The answer is the set of lines that include "comment", copied from the data below.

=== Section Start ===

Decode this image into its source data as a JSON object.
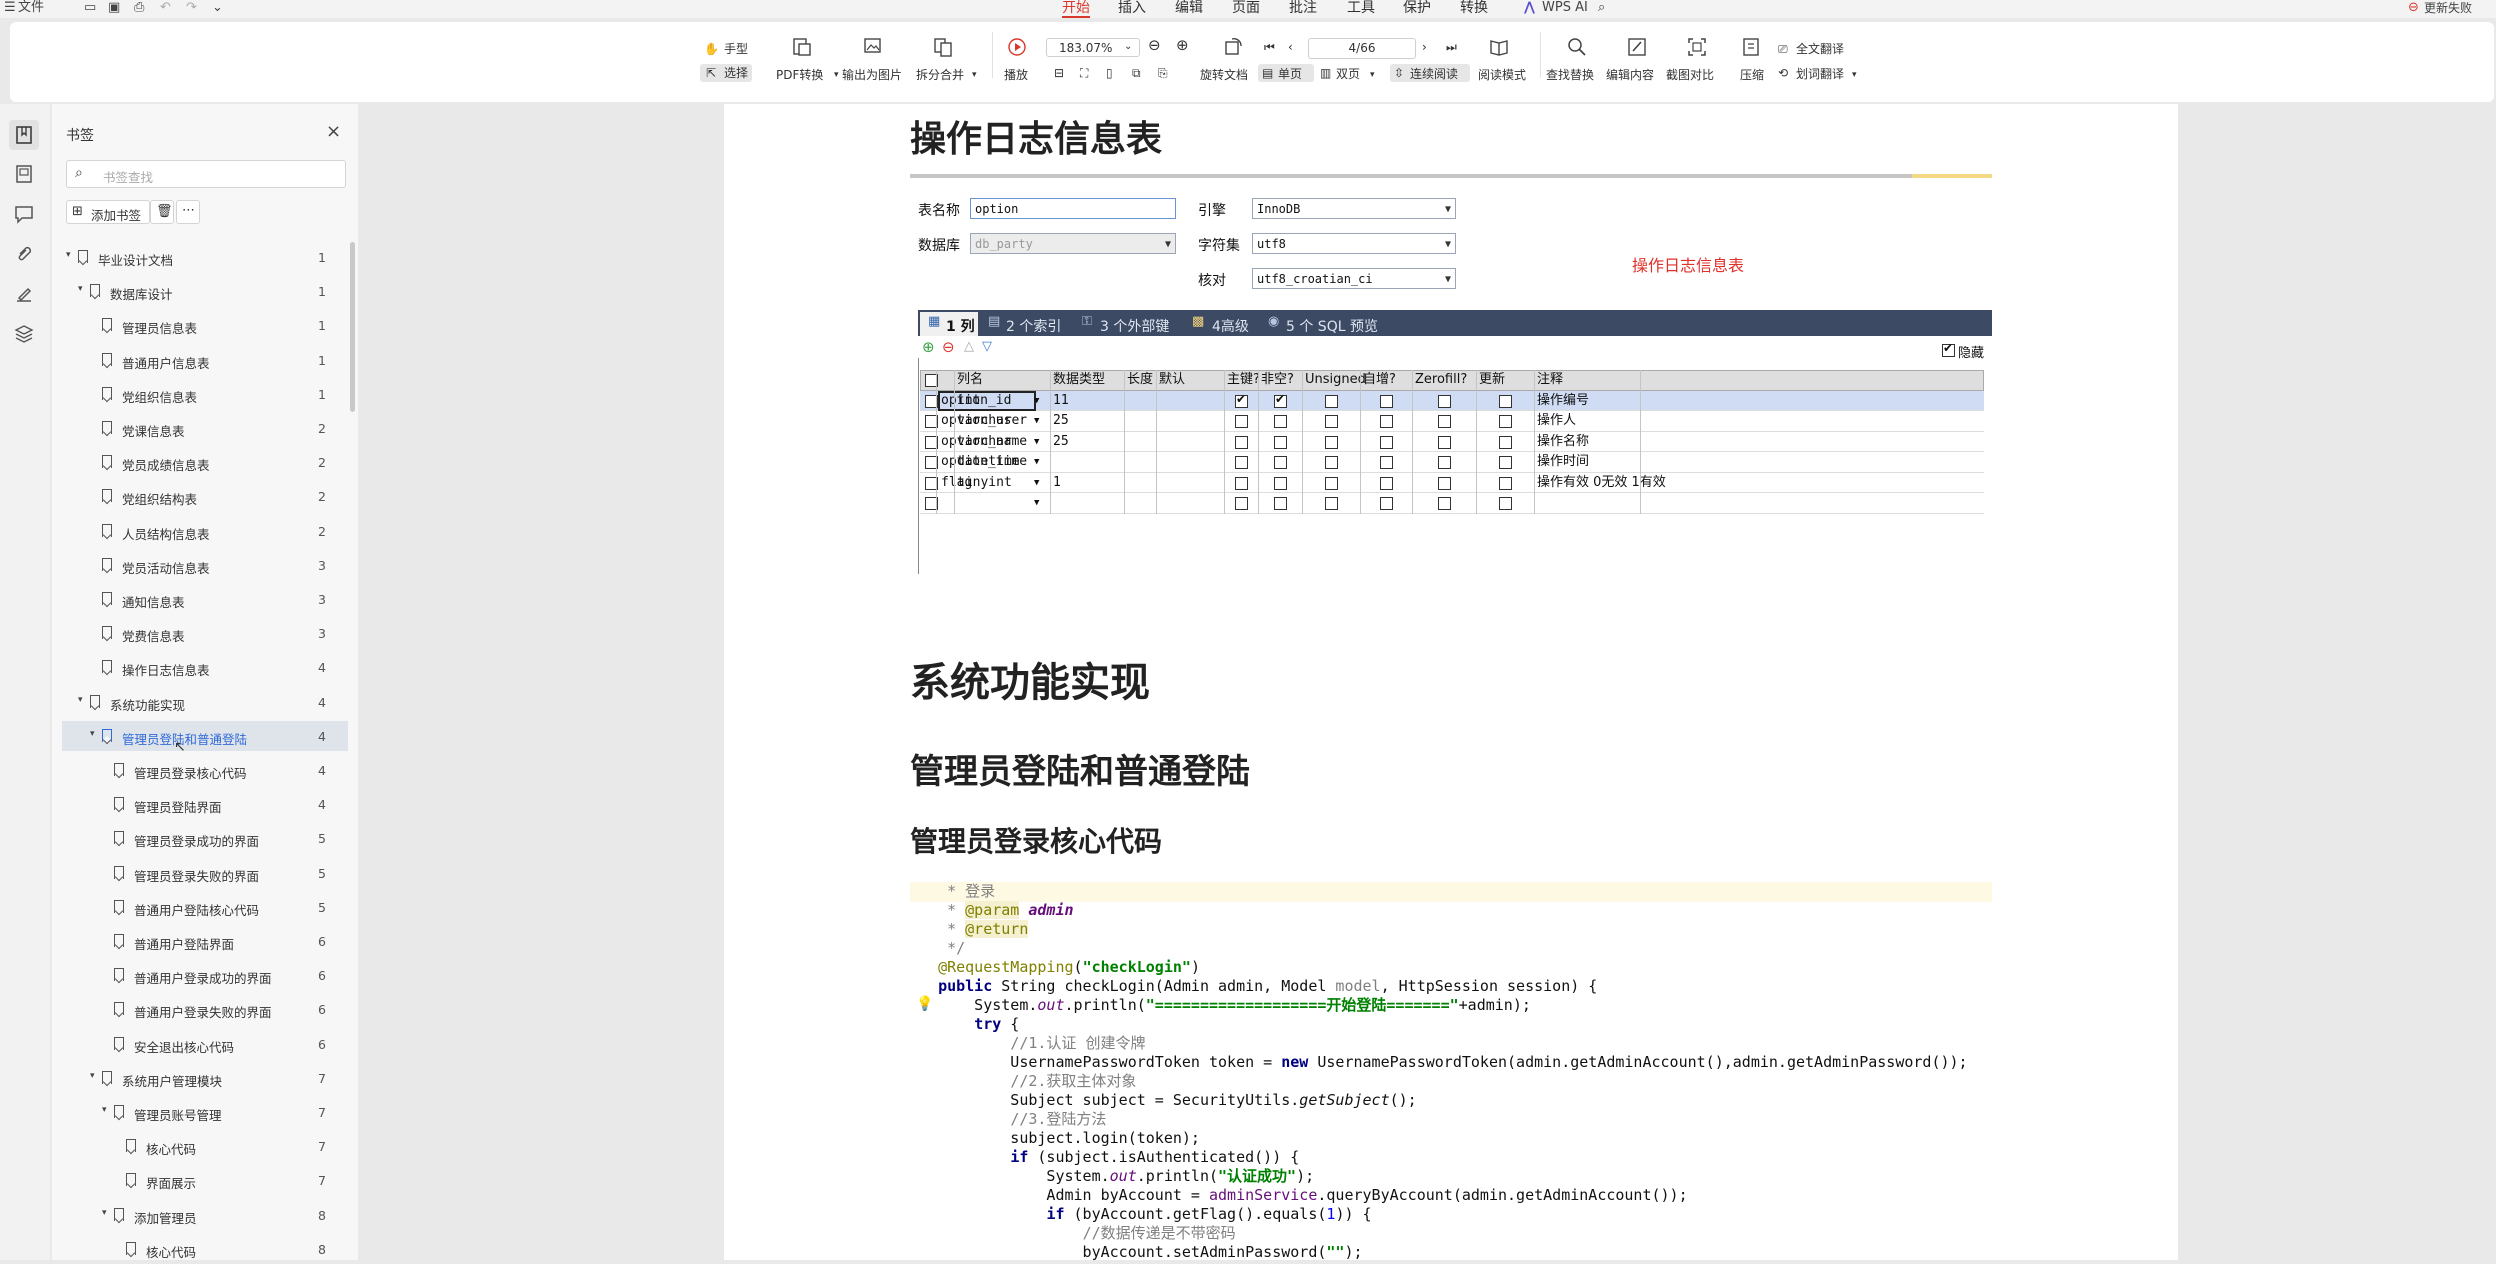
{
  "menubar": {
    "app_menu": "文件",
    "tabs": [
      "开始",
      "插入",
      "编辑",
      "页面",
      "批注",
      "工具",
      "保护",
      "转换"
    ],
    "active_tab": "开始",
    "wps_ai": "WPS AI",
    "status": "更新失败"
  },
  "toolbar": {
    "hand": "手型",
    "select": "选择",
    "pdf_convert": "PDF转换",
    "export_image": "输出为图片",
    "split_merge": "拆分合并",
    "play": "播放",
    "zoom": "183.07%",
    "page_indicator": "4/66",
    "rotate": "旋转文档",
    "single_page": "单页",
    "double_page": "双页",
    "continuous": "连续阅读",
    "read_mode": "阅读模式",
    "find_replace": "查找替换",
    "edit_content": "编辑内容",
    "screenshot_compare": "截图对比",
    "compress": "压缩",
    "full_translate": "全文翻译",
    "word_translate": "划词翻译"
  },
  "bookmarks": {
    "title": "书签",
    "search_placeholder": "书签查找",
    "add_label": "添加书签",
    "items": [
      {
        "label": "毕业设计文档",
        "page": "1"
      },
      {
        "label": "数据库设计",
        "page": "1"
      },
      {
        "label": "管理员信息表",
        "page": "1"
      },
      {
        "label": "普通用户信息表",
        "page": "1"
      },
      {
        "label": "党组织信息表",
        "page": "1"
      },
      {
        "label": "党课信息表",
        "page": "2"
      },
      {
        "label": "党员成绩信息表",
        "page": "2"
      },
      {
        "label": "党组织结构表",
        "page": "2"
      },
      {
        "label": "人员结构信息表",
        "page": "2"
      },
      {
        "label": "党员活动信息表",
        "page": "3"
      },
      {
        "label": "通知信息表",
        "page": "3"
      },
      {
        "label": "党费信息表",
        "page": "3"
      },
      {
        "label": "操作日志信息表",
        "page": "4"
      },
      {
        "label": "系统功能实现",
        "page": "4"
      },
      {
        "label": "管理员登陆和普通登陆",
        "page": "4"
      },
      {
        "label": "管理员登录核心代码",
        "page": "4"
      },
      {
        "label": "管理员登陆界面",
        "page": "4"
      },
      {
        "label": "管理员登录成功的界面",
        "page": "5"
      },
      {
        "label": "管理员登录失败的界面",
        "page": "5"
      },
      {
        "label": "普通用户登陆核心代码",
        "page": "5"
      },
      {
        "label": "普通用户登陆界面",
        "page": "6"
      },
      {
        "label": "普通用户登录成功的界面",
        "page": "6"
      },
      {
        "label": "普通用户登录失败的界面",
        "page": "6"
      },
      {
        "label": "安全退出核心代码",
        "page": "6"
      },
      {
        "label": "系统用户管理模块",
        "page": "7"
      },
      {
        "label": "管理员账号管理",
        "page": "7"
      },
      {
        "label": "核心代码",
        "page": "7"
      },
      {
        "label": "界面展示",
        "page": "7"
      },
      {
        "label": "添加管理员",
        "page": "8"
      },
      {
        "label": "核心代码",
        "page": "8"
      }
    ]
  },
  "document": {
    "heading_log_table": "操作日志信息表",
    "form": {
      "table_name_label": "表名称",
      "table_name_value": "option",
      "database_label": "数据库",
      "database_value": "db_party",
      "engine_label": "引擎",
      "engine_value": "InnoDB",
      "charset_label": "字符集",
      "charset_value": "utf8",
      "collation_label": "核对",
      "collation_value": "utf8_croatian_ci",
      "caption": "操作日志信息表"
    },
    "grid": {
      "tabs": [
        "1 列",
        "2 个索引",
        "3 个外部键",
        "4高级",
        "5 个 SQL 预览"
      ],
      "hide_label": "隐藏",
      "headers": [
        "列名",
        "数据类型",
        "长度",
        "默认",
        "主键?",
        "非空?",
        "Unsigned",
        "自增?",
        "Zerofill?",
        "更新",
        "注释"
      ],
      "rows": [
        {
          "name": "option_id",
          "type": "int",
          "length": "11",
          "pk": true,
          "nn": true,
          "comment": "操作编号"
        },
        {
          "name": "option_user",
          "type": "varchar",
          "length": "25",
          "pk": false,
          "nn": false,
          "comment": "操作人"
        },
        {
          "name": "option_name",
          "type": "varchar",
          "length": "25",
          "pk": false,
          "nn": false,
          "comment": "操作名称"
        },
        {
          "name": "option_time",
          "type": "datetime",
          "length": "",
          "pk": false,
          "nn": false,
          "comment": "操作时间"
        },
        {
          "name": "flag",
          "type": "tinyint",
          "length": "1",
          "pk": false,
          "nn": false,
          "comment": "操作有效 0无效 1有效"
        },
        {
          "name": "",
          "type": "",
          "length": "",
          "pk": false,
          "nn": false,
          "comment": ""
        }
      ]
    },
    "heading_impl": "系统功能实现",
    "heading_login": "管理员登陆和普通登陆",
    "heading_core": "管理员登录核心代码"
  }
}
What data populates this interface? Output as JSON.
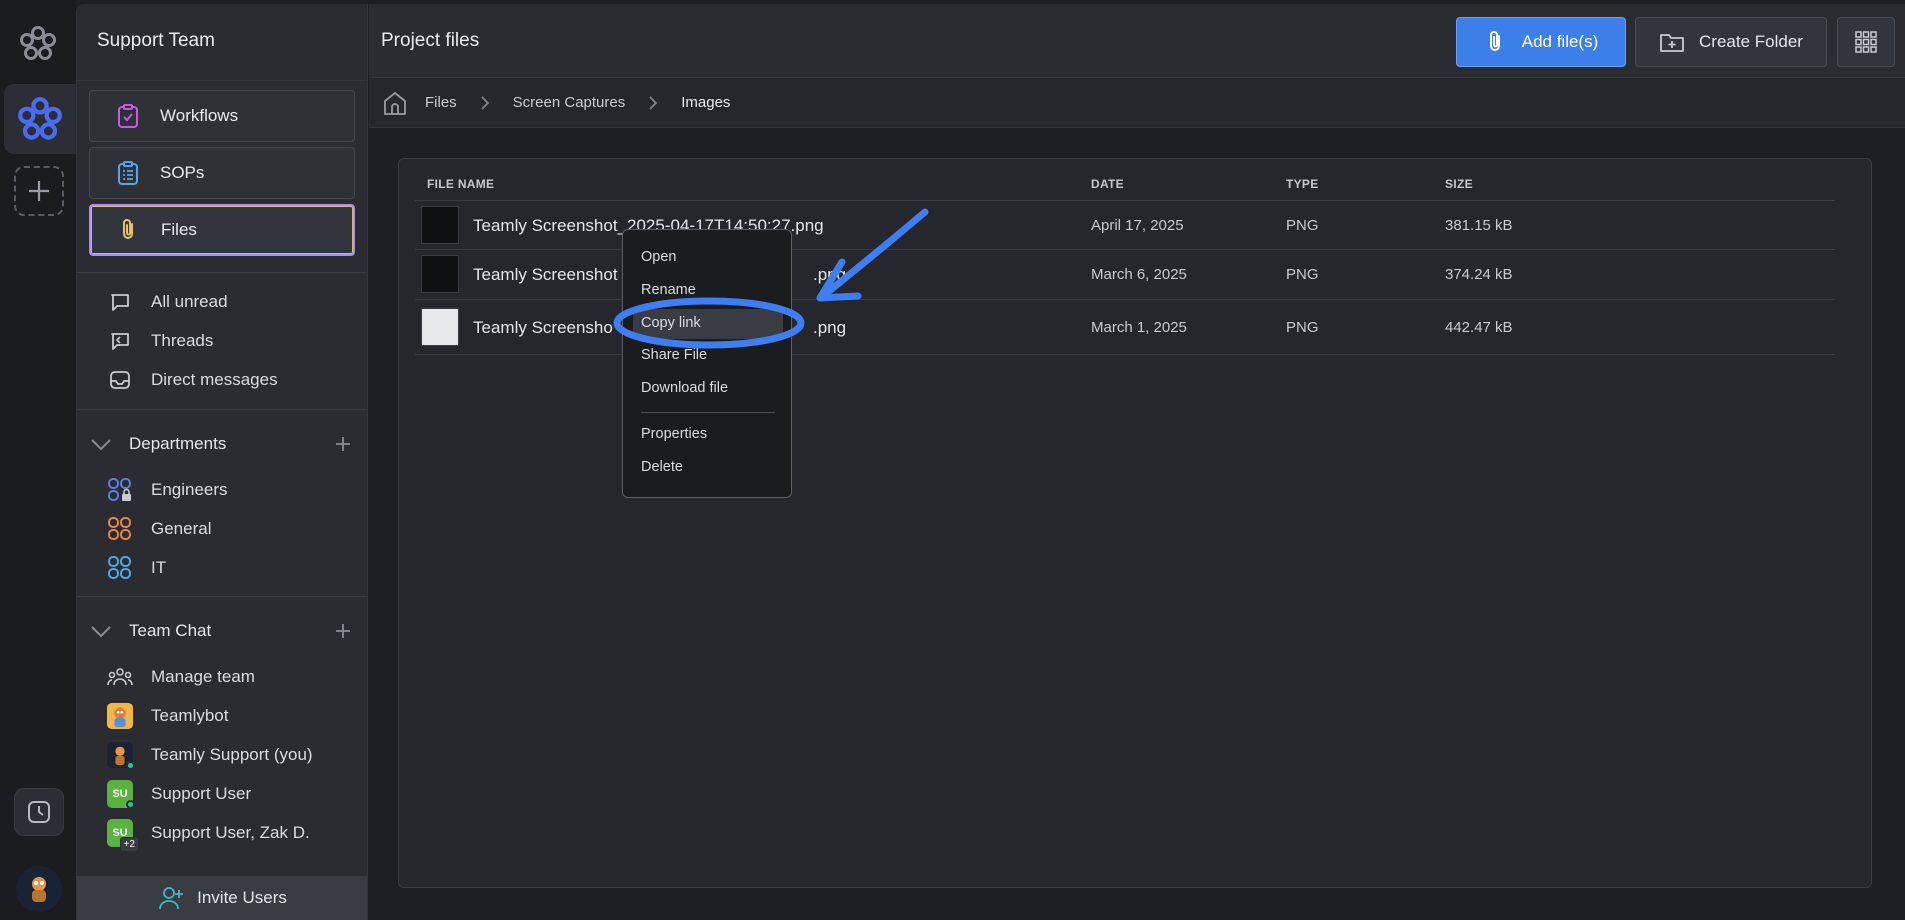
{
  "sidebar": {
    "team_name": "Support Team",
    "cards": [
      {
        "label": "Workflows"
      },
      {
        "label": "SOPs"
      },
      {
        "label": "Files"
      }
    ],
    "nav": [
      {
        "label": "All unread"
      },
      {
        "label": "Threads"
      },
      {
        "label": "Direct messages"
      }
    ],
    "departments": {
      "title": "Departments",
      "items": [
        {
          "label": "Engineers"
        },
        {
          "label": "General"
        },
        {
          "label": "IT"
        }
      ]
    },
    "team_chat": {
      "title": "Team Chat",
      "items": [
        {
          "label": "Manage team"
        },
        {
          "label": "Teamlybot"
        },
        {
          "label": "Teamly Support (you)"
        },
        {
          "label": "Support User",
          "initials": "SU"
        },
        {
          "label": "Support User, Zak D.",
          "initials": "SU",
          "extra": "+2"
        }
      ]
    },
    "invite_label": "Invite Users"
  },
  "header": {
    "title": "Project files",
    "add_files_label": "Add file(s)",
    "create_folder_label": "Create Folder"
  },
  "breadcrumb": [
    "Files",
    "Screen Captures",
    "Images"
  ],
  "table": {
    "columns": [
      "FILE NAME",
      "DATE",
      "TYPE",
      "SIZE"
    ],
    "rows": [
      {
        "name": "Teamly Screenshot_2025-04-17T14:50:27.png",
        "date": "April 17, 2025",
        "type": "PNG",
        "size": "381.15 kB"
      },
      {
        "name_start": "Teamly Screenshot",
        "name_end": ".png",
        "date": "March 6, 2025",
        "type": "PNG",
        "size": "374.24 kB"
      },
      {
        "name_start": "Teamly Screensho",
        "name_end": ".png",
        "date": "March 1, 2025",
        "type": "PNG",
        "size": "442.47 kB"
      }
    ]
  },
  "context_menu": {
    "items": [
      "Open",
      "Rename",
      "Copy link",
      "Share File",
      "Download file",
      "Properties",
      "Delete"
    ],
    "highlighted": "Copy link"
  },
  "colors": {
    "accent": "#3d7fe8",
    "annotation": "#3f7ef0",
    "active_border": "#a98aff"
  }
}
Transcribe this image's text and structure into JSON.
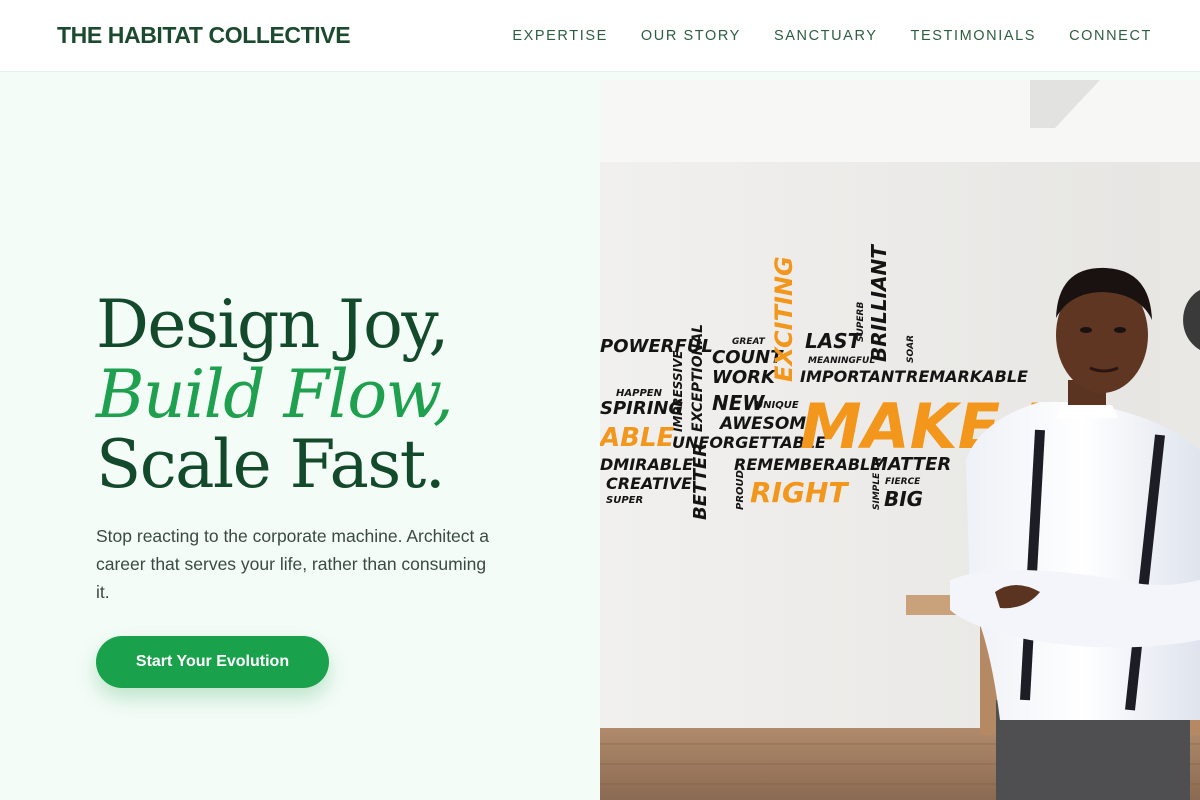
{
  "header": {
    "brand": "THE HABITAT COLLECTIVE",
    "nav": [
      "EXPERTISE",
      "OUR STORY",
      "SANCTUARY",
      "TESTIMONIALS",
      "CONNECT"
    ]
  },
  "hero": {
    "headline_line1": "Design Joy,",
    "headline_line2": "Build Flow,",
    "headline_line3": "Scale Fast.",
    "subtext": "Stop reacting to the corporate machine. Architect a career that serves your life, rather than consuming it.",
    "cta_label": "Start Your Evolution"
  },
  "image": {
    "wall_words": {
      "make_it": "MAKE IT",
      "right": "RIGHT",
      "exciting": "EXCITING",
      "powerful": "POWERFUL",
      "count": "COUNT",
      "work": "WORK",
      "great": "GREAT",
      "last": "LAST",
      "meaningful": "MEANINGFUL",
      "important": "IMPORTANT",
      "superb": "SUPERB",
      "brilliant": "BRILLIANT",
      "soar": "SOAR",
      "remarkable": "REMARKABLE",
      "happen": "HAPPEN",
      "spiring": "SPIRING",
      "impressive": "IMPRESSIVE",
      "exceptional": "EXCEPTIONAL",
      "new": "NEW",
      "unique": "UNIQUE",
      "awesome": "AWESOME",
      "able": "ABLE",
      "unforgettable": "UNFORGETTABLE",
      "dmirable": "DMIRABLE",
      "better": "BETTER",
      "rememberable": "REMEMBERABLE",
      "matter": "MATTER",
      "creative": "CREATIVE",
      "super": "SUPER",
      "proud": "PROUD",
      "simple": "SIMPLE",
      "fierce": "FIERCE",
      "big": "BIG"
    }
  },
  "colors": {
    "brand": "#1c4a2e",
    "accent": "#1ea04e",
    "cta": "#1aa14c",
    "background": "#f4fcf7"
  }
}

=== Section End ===

Task answer:
          "comment": "操作编号"
          "comment": "操作人"
          "comment": "操作名称"
          "comment": "操作时间"
          "comment": "操作有效 0无效 1有效"
          "comment": ""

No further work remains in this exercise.